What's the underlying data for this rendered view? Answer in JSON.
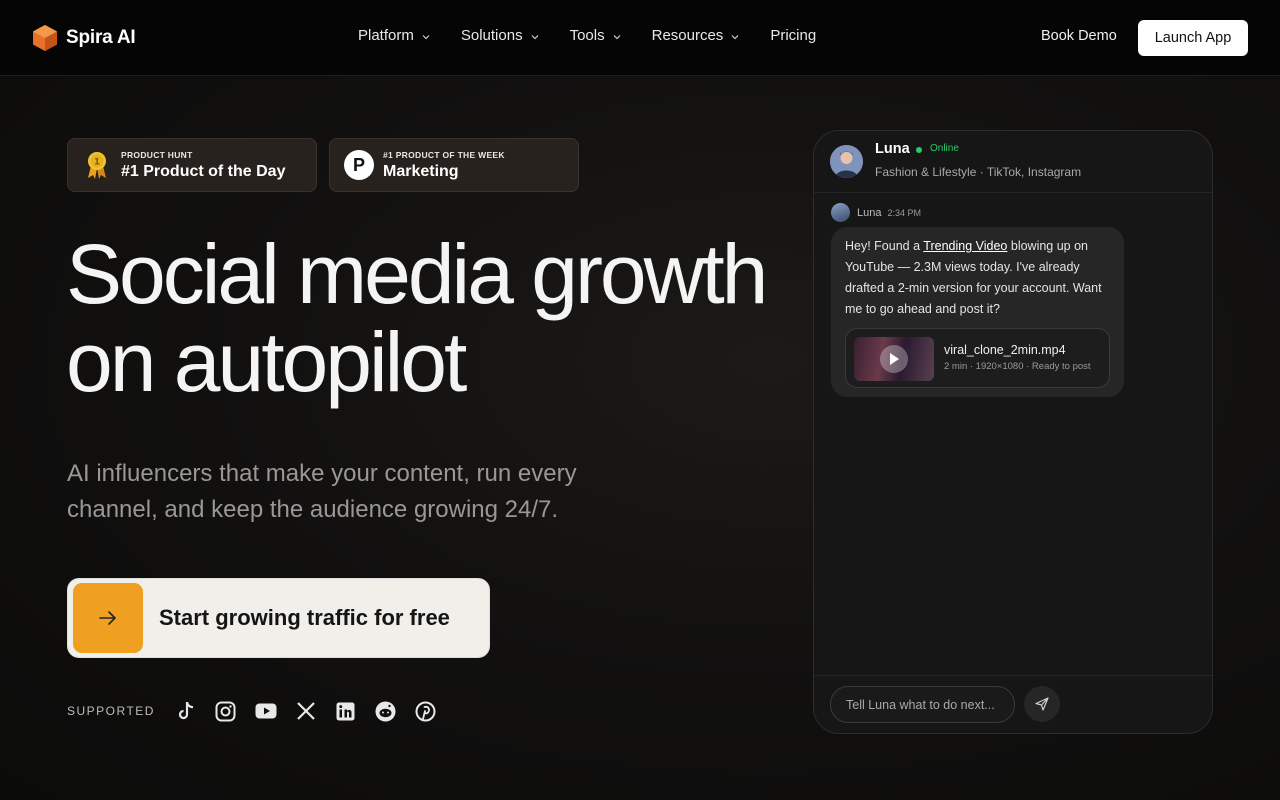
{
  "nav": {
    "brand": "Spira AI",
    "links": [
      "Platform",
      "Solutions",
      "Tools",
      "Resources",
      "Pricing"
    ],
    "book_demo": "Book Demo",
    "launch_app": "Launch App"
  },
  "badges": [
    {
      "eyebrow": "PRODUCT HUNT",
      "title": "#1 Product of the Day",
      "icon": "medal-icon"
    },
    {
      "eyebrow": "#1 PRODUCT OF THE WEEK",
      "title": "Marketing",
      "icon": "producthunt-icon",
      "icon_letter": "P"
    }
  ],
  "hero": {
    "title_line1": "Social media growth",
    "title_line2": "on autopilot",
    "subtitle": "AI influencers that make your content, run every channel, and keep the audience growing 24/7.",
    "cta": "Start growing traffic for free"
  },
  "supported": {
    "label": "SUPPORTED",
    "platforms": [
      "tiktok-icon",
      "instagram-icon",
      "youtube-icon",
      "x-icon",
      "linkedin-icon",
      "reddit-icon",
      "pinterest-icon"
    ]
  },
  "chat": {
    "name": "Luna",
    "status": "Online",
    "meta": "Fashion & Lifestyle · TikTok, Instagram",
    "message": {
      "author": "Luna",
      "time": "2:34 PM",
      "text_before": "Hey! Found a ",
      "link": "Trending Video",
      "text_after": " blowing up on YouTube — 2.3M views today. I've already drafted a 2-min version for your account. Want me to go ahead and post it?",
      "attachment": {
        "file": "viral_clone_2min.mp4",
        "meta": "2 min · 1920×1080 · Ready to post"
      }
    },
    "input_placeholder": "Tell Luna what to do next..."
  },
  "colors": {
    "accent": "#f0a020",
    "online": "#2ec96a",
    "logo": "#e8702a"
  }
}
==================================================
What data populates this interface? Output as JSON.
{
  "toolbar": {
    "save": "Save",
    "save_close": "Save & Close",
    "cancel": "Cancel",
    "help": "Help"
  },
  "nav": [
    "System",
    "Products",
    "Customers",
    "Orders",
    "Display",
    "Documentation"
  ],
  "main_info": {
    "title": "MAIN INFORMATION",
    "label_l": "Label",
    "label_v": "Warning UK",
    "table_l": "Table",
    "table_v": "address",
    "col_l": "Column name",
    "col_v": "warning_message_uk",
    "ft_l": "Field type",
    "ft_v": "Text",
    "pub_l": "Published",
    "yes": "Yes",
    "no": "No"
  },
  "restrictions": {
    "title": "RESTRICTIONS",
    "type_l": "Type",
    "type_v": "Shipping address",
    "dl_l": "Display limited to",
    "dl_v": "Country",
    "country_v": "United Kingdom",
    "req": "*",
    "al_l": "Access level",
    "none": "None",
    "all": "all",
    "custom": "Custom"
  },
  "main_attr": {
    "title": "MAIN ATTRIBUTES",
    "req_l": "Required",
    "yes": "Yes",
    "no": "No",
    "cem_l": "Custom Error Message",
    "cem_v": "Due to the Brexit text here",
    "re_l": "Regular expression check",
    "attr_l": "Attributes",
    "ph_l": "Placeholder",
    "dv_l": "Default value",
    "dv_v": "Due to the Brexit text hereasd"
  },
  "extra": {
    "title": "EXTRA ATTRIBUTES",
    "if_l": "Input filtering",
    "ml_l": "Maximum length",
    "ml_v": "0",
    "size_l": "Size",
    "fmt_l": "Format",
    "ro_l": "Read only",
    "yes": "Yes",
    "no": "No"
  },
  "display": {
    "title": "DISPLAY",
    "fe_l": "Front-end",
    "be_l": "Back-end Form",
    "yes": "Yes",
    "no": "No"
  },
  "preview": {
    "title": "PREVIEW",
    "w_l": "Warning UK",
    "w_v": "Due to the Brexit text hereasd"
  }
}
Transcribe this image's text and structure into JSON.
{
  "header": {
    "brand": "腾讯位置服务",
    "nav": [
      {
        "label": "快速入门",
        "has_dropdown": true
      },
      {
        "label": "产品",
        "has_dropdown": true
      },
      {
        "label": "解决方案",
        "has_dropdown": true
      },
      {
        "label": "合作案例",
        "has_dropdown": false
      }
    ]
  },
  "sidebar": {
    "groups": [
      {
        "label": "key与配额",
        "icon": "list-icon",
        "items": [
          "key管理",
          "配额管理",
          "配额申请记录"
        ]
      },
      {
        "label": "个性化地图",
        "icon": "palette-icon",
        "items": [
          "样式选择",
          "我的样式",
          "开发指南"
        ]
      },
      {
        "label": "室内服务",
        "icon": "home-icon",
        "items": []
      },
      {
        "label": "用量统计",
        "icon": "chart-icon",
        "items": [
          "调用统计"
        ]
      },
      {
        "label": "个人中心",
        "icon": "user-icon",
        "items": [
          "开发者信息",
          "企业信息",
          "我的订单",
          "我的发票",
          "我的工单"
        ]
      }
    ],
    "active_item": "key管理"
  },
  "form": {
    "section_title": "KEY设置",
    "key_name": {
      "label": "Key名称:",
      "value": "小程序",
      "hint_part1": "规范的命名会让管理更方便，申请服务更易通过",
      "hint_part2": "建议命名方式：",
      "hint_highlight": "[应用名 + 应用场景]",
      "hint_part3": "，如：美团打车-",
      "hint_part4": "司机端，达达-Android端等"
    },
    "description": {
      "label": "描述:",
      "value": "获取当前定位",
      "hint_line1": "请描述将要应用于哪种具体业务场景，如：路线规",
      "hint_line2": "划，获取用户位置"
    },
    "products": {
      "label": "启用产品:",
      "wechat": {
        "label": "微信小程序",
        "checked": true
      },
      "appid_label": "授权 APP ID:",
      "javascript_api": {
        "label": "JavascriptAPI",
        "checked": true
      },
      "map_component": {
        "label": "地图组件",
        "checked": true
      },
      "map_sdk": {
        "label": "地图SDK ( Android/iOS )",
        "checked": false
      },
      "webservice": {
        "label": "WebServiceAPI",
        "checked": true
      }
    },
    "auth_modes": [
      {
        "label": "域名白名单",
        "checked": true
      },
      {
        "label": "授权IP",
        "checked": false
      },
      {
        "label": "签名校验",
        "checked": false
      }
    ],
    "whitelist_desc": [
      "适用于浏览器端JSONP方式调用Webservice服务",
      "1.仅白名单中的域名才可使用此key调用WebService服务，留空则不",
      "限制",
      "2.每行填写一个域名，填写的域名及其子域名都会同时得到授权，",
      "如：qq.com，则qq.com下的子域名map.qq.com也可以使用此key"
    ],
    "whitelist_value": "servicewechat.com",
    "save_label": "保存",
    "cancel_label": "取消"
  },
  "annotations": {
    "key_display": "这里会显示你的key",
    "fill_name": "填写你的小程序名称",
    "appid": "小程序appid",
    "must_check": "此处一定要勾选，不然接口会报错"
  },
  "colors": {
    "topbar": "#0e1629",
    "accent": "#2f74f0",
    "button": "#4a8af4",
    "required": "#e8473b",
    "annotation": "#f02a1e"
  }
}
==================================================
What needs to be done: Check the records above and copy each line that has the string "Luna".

Task answer:
    "name": "Luna",
      "author": "Luna",
    "input_placeholder": "Tell Luna what to do next..."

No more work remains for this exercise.